That’s the question that Andy Stanley wrestles to the ground in this book.  It seems the majority of people accept the premise that God will let good people into heaven, but how do you know if you are good or even good enough?

In one chapter Stanley shares an encounter he had with the lady who owned the dry cleaner near his apartment.  He relates one conversation they had that got around to what happens to people after they die.  The woman said she knew she would go to heaven.  Stanley asked how she knew.  She said because she kept the Ten Commandments.

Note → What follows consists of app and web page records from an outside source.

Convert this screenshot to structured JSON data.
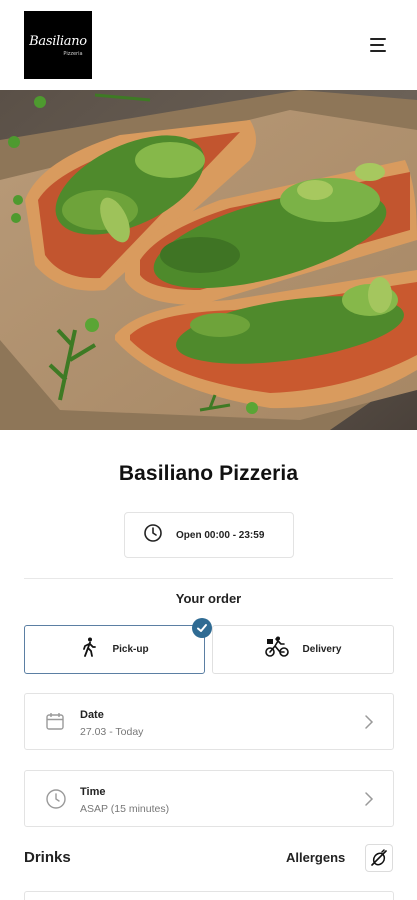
{
  "header": {
    "logo": {
      "name": "Basiliano",
      "sub": "Pizzeria"
    },
    "menu_icon": "hamburger-menu-icon"
  },
  "hero": {
    "image": "pizza-photo"
  },
  "restaurant": {
    "name": "Basiliano Pizzeria",
    "hours": "Open 00:00 - 23:59",
    "hours_icon": "clock-icon"
  },
  "order": {
    "heading": "Your order",
    "options": [
      {
        "label": "Pick-up",
        "icon": "walking-person-icon",
        "selected": true
      },
      {
        "label": "Delivery",
        "icon": "bicycle-courier-icon",
        "selected": false
      }
    ],
    "date": {
      "label": "Date",
      "value": "27.03 - Today",
      "icon": "calendar-icon"
    },
    "time": {
      "label": "Time",
      "value": "ASAP (15 minutes)",
      "icon": "clock-icon"
    }
  },
  "menu": {
    "section_title": "Drinks",
    "allergens_label": "Allergens",
    "allergens_icon": "no-allergen-icon"
  },
  "colors": {
    "accent": "#2f6b93",
    "selected_border": "#5b7fa3",
    "text": "#1a1a1a",
    "muted": "#777777",
    "border": "#e3e3e3"
  }
}
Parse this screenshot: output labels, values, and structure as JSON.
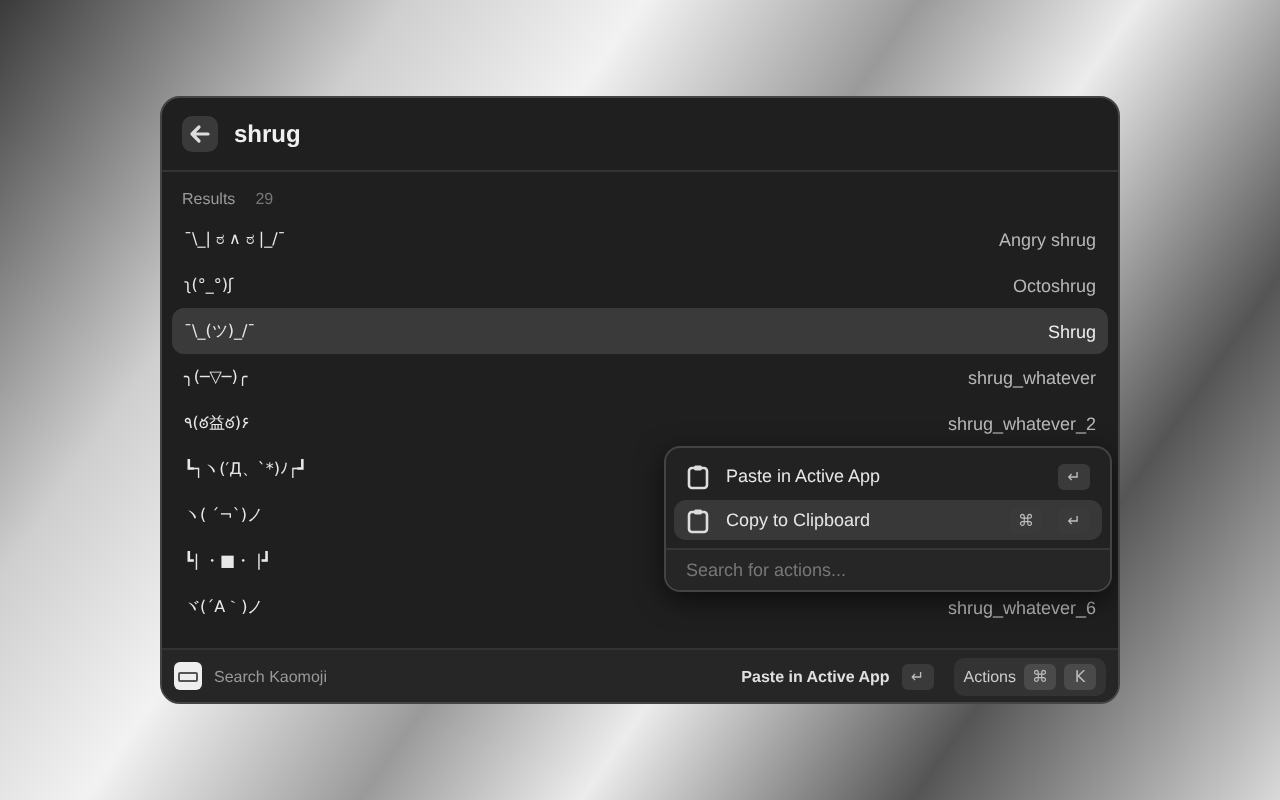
{
  "search": {
    "value": "shrug"
  },
  "results": {
    "label": "Results",
    "count": "29",
    "items": [
      {
        "kaomoji": "¯\\_| ಠ ∧ ಠ |_/¯",
        "name": "Angry shrug",
        "selected": false
      },
      {
        "kaomoji": "ʅ(°_°)ʃ",
        "name": "Octoshrug",
        "selected": false
      },
      {
        "kaomoji": "¯\\_(ツ)_/¯",
        "name": "Shrug",
        "selected": true
      },
      {
        "kaomoji": "╮(─▽─)╭",
        "name": "shrug_whatever",
        "selected": false
      },
      {
        "kaomoji": "٩(ఠ益ఠ)۶",
        "name": "shrug_whatever_2",
        "selected": false
      },
      {
        "kaomoji": "┗┐ヽ(′Д、`*)ﾉ┌┛",
        "selected": false
      },
      {
        "kaomoji": "ヽ( ´¬`)ノ",
        "selected": false
      },
      {
        "kaomoji": "┗| ・■・ |┛",
        "selected": false
      },
      {
        "kaomoji": "ヾ(´A｀)ノ",
        "name": "shrug_whatever_6",
        "selected": false
      }
    ]
  },
  "actions_menu": {
    "items": [
      {
        "label": "Paste in Active App",
        "keys": [
          "↵"
        ],
        "selected": false
      },
      {
        "label": "Copy to Clipboard",
        "keys": [
          "⌘",
          "↵"
        ],
        "selected": true
      }
    ],
    "search": {
      "placeholder": "Search for actions..."
    }
  },
  "footer": {
    "title": "Search Kaomoji",
    "primary_action": "Paste in Active App",
    "primary_key": "↵",
    "actions_label": "Actions",
    "actions_keys": [
      "⌘",
      "K"
    ]
  }
}
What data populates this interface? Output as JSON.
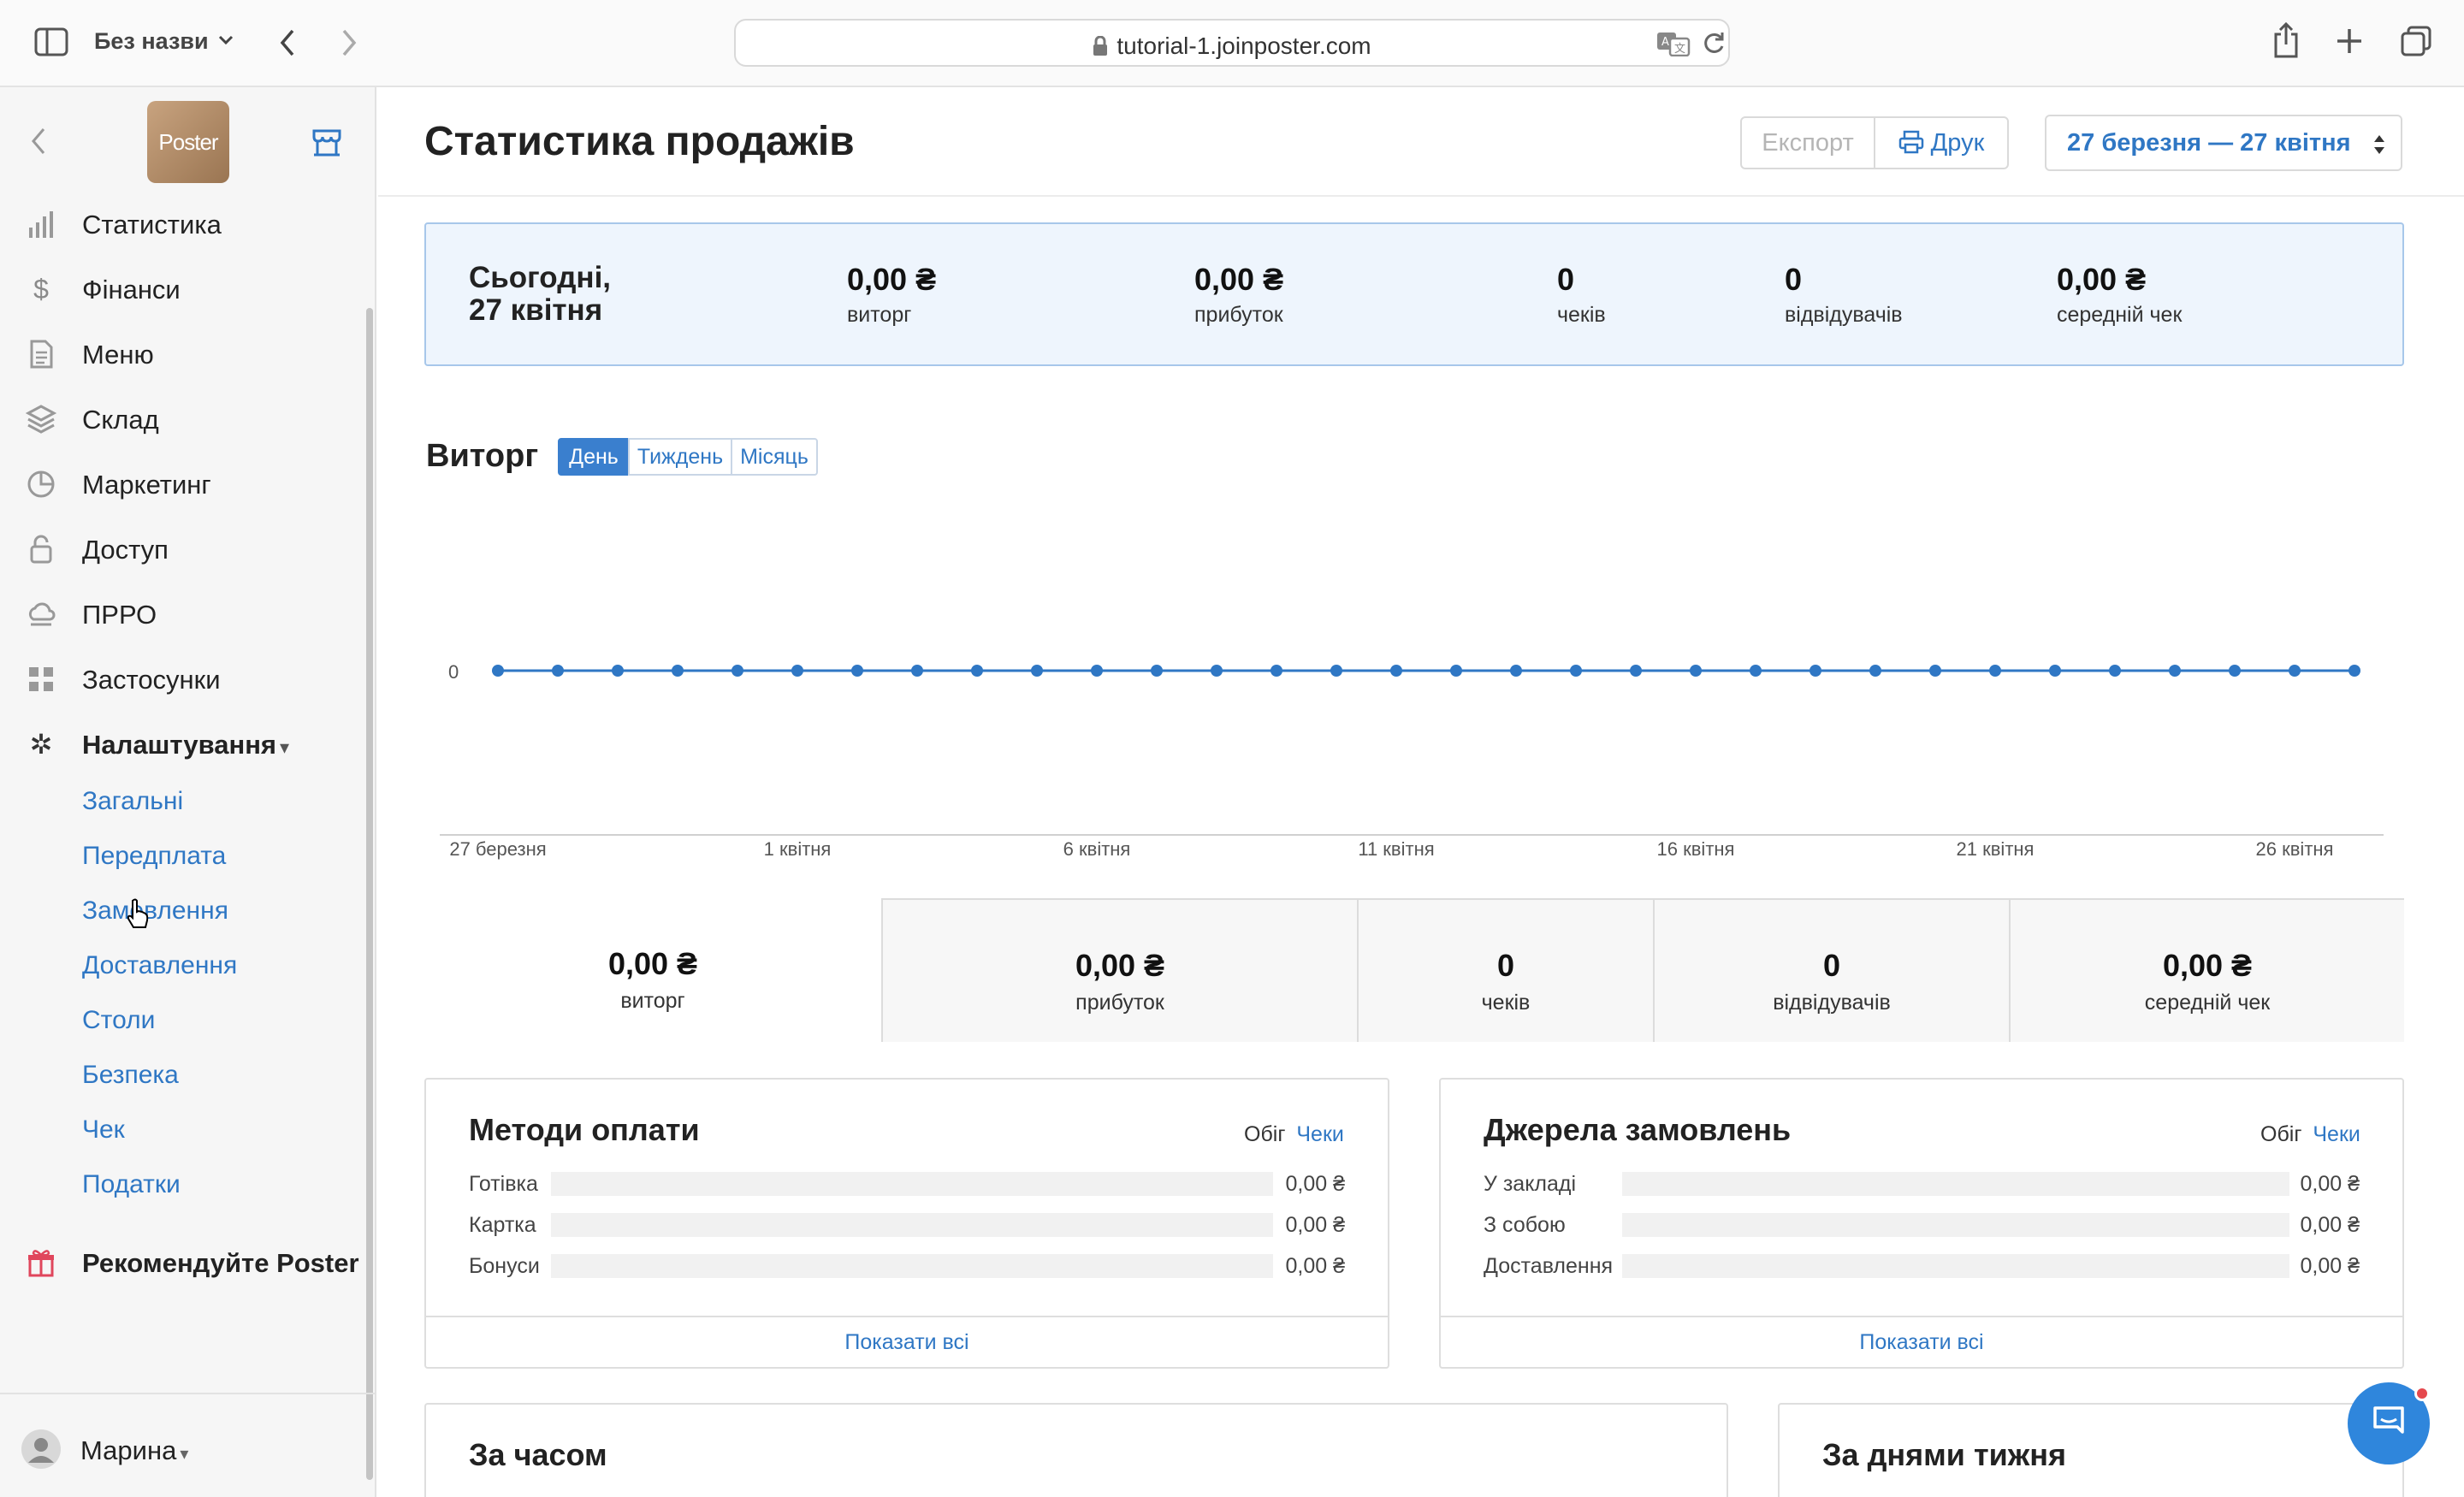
{
  "browser": {
    "tab_group_title": "Без назви",
    "url": "tutorial-1.joinposter.com"
  },
  "sidebar": {
    "logo_text": "Poster",
    "items": [
      {
        "label": "Статистика",
        "icon": "bar-chart-icon"
      },
      {
        "label": "Фінанси",
        "icon": "dollar-icon"
      },
      {
        "label": "Меню",
        "icon": "document-icon"
      },
      {
        "label": "Склад",
        "icon": "layers-icon"
      },
      {
        "label": "Маркетинг",
        "icon": "pie-icon"
      },
      {
        "label": "Доступ",
        "icon": "lock-icon"
      },
      {
        "label": "ПРРО",
        "icon": "cloud-icon"
      },
      {
        "label": "Застосунки",
        "icon": "grid-icon"
      },
      {
        "label": "Налаштування",
        "icon": "gear-icon"
      }
    ],
    "settings_caret": "▾",
    "subitems": [
      "Загальні",
      "Передплата",
      "Замовлення",
      "Доставлення",
      "Столи",
      "Безпека",
      "Чек",
      "Податки"
    ],
    "recommend": "Рекомендуйте Poster",
    "user": "Марина",
    "user_caret": "▾"
  },
  "header": {
    "title": "Статистика продажів",
    "export": "Експорт",
    "print": "Друк",
    "date_range": "27 березня — 27 квітня"
  },
  "today": {
    "title_line1": "Сьогодні,",
    "title_line2": "27 квітня",
    "stats": [
      {
        "value": "0,00 ₴",
        "label": "виторг"
      },
      {
        "value": "0,00 ₴",
        "label": "прибуток"
      },
      {
        "value": "0",
        "label": "чеків"
      },
      {
        "value": "0",
        "label": "відвідувачів"
      },
      {
        "value": "0,00 ₴",
        "label": "середній чек"
      }
    ]
  },
  "revenue": {
    "title": "Виторг",
    "periods": [
      "День",
      "Тиждень",
      "Місяць"
    ],
    "active_period": "День"
  },
  "chart_data": {
    "type": "line",
    "title": "",
    "xlabel": "",
    "ylabel": "",
    "x_tick_labels": [
      "27 березня",
      "1 квітня",
      "6 квітня",
      "11 квітня",
      "16 квітня",
      "21 квітня",
      "26 квітня"
    ],
    "y_tick_labels": [
      "0"
    ],
    "x_count_days": 32,
    "series": [
      {
        "values": [
          0,
          0,
          0,
          0,
          0,
          0,
          0,
          0,
          0,
          0,
          0,
          0,
          0,
          0,
          0,
          0,
          0,
          0,
          0,
          0,
          0,
          0,
          0,
          0,
          0,
          0,
          0,
          0,
          0,
          0,
          0,
          0
        ]
      }
    ],
    "color": "#2f77c4",
    "grid": false
  },
  "summary": [
    {
      "value": "0,00 ₴",
      "label": "виторг"
    },
    {
      "value": "0,00 ₴",
      "label": "прибуток"
    },
    {
      "value": "0",
      "label": "чеків"
    },
    {
      "value": "0",
      "label": "відвідувачів"
    },
    {
      "value": "0,00 ₴",
      "label": "середній чек"
    }
  ],
  "payment_methods": {
    "title": "Методи оплати",
    "toggle_turnover": "Обіг",
    "toggle_checks": "Чеки",
    "rows": [
      {
        "label": "Готівка",
        "value": "0,00 ₴"
      },
      {
        "label": "Картка",
        "value": "0,00 ₴"
      },
      {
        "label": "Бонуси",
        "value": "0,00 ₴"
      }
    ],
    "show_all": "Показати всі"
  },
  "order_sources": {
    "title": "Джерела замовлень",
    "toggle_turnover": "Обіг",
    "toggle_checks": "Чеки",
    "rows": [
      {
        "label": "У закладі",
        "value": "0,00 ₴"
      },
      {
        "label": "З собою",
        "value": "0,00 ₴"
      },
      {
        "label": "Доставлення",
        "value": "0,00 ₴"
      }
    ],
    "show_all": "Показати всі"
  },
  "by_time": {
    "title": "За часом"
  },
  "by_weekday": {
    "title": "За днями тижня"
  }
}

He asked if she knew the commandments.  She didn’t  He asked if she knew where to find them  She didn’t.  But she was certain she had kept them and so was good to go.

The problem that Stanley points out is that while it seems a lot of people accept the “good people go” theory, there is no way to determine what good enough is.  In fact, scripture doesn’t even support this notion.

After spending considerable time debunking this myth, Stanley made this point: good people don’t get into heaven; forgiven people get into heaven.  The reason Jesus came was to extend grace and forgiveness because left to ourselves, we can’t be good enough.  Rather than putting our eternity into our efforts to be good, we place our trust in the One who can forgive.

How Good is Good Enough? is a good book for those who wish to communicate clearly to others the reason for Jesus’ death on the cross.  It is also a good resource for those searching for the truth of how they can be certain of where they will spend eternity.  Stanley is an excellent communicator and demonstrates that in this book.

Calico Joe – so good!

There are some books that once you start reading you don’t want to put down – Calico Joe is one of those books.  My wife got it for me for my birthday last weekend.  I started reading it Tuesday night around 7:30 pm, read most of it before going to bed and finished it the next morning.  Just a great story.

I don’t want to reveal any plot elements for those who have yet to read it, but it is a book based on baseball, but is about so much more than baseball.  You read about the dreams of a young boy who had a father who pitched in the major leagues and how those dreams were suddenly changed by one eventful day at a major league game.  You discover how this young boy, his father and Calico Joe’s life all become intertwined both on and off the baseball diamond.

If you are a fan of John Grisham, or baseball or just of a good book, get Calico Joe.

The Fourth Fisherman – a review

The story of The Fourth Fisherman weaves together the story Joe Kissack, a man in the US, with three fisherman from Mexico who are lost at sea for months and survive.

Both stories standing alone would make for compelling reading.  Joe tells his story of success in business, but struggles in his personal life, including his marriage and relationship with God. The account of the fishermen, how they were adrift at sea and managed to survive for such a long time draws you in and you causes you to turn the page to see what happens next.

The combining of these two stories makes for unique reading, especially when you discover the obstacles that Joe had to overcome to meet the fishermen face to face.

As Joe says in the book, it is not just about two stories; it is one story – God’s story.   It is God’s story of forgiveness, rescue and God’s involvement in the lives of His people.

The Fourth Fisherman will not only move readers with the facts of the story, but also challenge readers with the faith displayed by the characters in the book.  Knowing that these were real events that happened to real people will challenge the reader to examine how he/she would respond in a similar situation.

This book is a good read and worth your time.

(I received this book for free from WaterBrook Multnomah Publishing Group for this review)